PARIS: Pakistan is ranked among three worst-affected Asian countries by a ‘pandemic’ of air pollution that shortened lives, according to a news research published in the journal Cardiovascular Research on Tuesday.
Scientists warned that air pollution shortened lives worldwide by nearly three years on average, and causes 8.8 million premature deaths annually. They added that the worst-hit region is Asia, where average lifespan is cut 4.1 years in China, 3.9 years in India, and 3.8 years in Pakistan.
Eliminating the toxic cocktail of molecules and lung-clogging particles cast off by burning oil, gas and coal would restore a full year of life expectancy, they said. “Air pollution is a larger public health risk than tobacco smoking,” lead author Jos Lelieveld of the Max Planck Institute in Mainz, Germany said.
“Much of it can be avoided by replacing fossil fuels with clean renewable energy.”
Compared to other causes of premature death, air pollution kills 19 times more people each year than malaria, nine times more than HIV/AIDS, and three times more than alcohol, the study found.
Coronary heart disease and stroke account for almost half of those deaths, with lung diseases and other non-communicable diseases such as diabetes and high blood pressure accounting for most of the rest.
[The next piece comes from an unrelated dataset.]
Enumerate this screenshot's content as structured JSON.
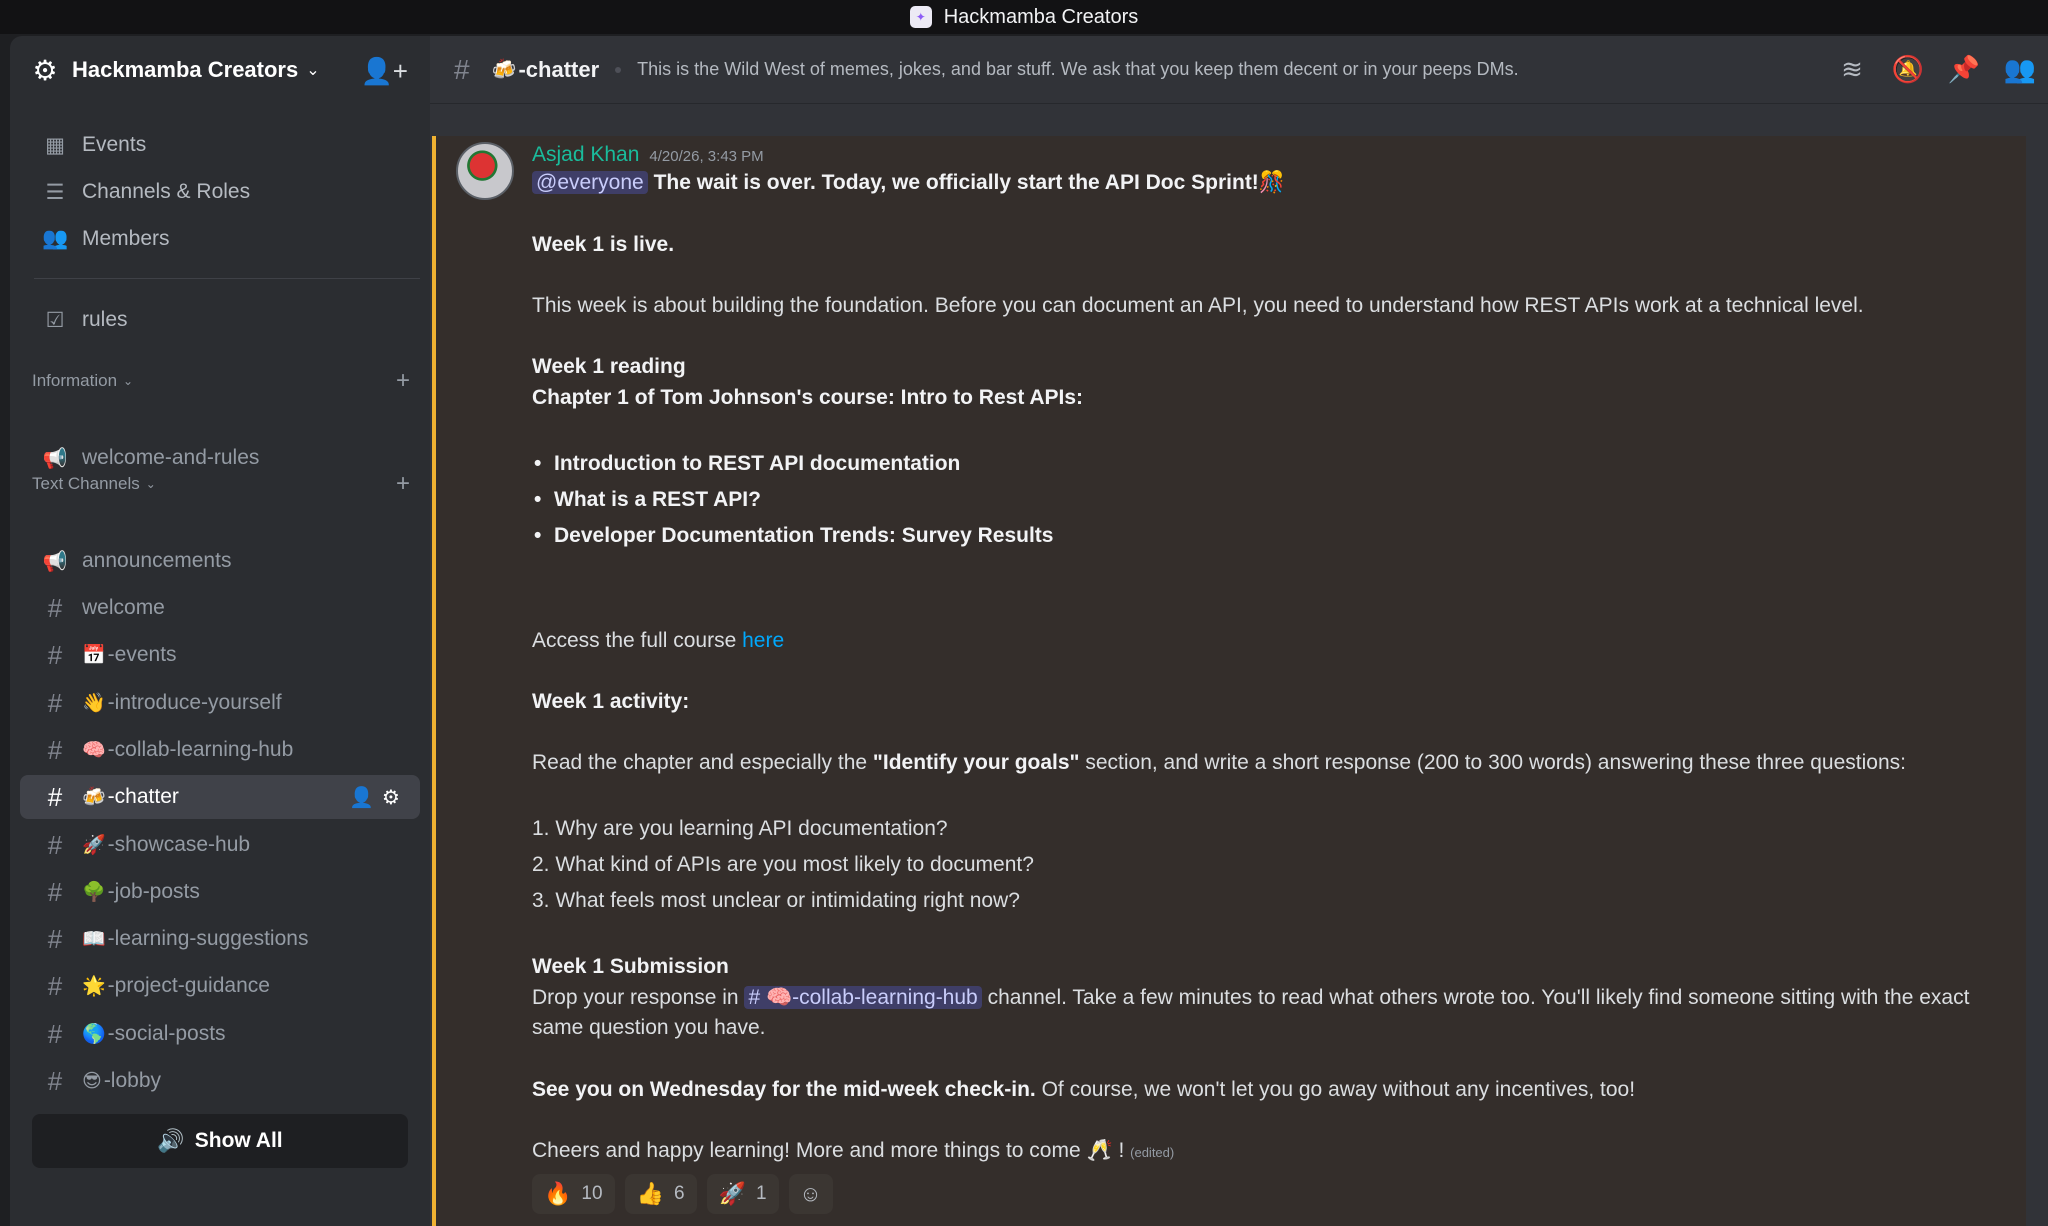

Only 6% of mortality stemming from polluted air is due to lung cancer. “Our results show there is an ‘air pollution pandemic’,” said senior author Thomas Munzel of the Max Planck Institute’s departments of chemistry and cardiology.
“Both air pollution and smoking are preventable, but over the past decades much less attention has been paid to air pollution than to smoking, especially among cardiologists.”
In India’s Uttar Pradesh—home to 200 million—small particle pollution by itself slashes life expectancy by 8.5 years, while in China’s Hebei Province – with the population of 74 million – the shortfall is nearly six years, according to the Air Quality Life Index, developed by the Energy Policy Institute of Chicago.
African lives are also foreshortened by 3.1 years on average, with people in some nations—Chad, Sierra Leone, Central African Republic, Nigeria and Cote d’Ivoire—losing 4.5 to 7.3 years. Among wealthier nations, the Soviet Union’s former satellite states have the deadliest pollution, especially in Bulgaria, Hungary and Romania.
The least-impacted regions of the world are the Americas, western and northern Europe, and small island states. Indoor pollution—mainly from cookstoves fuelled by biomass or coal—is also a major killer, but was not considered in the study.